- The Conundrum of Epoxy Temperature Storage - August 16, 2018
- Adding color, pigment to UV curable coatings - June 12, 2018
- Does epoxy cause core cracking? Tips to identify and prevent this phenomenon - May 15, 2018
- Bonding Optical Fiber to the Ceramic Ferrule Part 3: Best practices to validate your epoxy curing schedule - January 4, 2018
- Bonding Optical Fiber to the Ceramic Ferrule Part 2: Best practices to characterize oven ports used to thermally cure epoxy - December 4, 2017
- Bonding Optical Fiber to the Ceramic Ferrule Part 1: Best practices for epoxy preparation and dispensing - November 6, 2017
- The Glass Transition in Epoxies - October 5, 2017
- Helpful Epoxy Tips (and a Few Tricks) - January 19, 2017

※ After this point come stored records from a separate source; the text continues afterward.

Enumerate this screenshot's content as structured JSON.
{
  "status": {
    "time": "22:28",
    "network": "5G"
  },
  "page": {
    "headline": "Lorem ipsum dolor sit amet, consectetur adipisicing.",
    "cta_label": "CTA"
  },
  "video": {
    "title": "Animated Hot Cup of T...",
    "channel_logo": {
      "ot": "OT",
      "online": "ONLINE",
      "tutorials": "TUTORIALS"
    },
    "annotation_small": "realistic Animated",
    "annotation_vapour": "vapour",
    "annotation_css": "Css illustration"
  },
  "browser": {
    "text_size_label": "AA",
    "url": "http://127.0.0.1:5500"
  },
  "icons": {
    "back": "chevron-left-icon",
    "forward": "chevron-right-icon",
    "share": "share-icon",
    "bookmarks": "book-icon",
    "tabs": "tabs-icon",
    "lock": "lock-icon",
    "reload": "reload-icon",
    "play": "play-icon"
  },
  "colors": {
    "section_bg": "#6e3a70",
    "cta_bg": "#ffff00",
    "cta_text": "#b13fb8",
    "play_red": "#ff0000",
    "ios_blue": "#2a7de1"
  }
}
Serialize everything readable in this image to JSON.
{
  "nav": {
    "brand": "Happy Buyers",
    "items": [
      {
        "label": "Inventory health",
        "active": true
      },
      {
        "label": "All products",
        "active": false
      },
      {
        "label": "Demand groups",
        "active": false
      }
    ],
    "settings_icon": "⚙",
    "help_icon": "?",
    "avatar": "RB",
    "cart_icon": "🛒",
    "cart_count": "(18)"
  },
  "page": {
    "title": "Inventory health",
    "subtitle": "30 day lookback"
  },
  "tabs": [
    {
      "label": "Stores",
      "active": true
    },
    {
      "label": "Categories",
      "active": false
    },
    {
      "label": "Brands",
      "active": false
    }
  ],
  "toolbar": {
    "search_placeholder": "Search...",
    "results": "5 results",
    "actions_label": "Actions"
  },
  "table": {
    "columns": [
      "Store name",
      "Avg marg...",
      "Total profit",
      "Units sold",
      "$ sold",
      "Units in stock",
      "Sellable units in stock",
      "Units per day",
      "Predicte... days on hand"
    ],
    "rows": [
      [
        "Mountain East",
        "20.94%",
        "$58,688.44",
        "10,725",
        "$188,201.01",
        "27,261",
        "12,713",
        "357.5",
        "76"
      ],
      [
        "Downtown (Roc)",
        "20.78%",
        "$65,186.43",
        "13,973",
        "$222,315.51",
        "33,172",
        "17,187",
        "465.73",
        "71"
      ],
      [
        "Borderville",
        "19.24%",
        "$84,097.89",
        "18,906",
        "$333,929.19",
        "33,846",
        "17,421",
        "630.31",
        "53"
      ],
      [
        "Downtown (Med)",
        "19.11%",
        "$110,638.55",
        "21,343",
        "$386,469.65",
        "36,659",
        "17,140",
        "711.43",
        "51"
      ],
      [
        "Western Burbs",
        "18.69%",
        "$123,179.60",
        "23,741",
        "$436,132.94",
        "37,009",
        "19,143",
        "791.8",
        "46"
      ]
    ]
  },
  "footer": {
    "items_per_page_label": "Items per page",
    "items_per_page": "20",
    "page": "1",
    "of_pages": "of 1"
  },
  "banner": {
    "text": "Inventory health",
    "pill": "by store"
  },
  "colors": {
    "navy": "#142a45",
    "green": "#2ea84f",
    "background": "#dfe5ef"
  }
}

- Ideas to adjust your epoxy process: Recommendations to reduce waste (and save money) in your fiber optic cable assembly process - December 16, 2016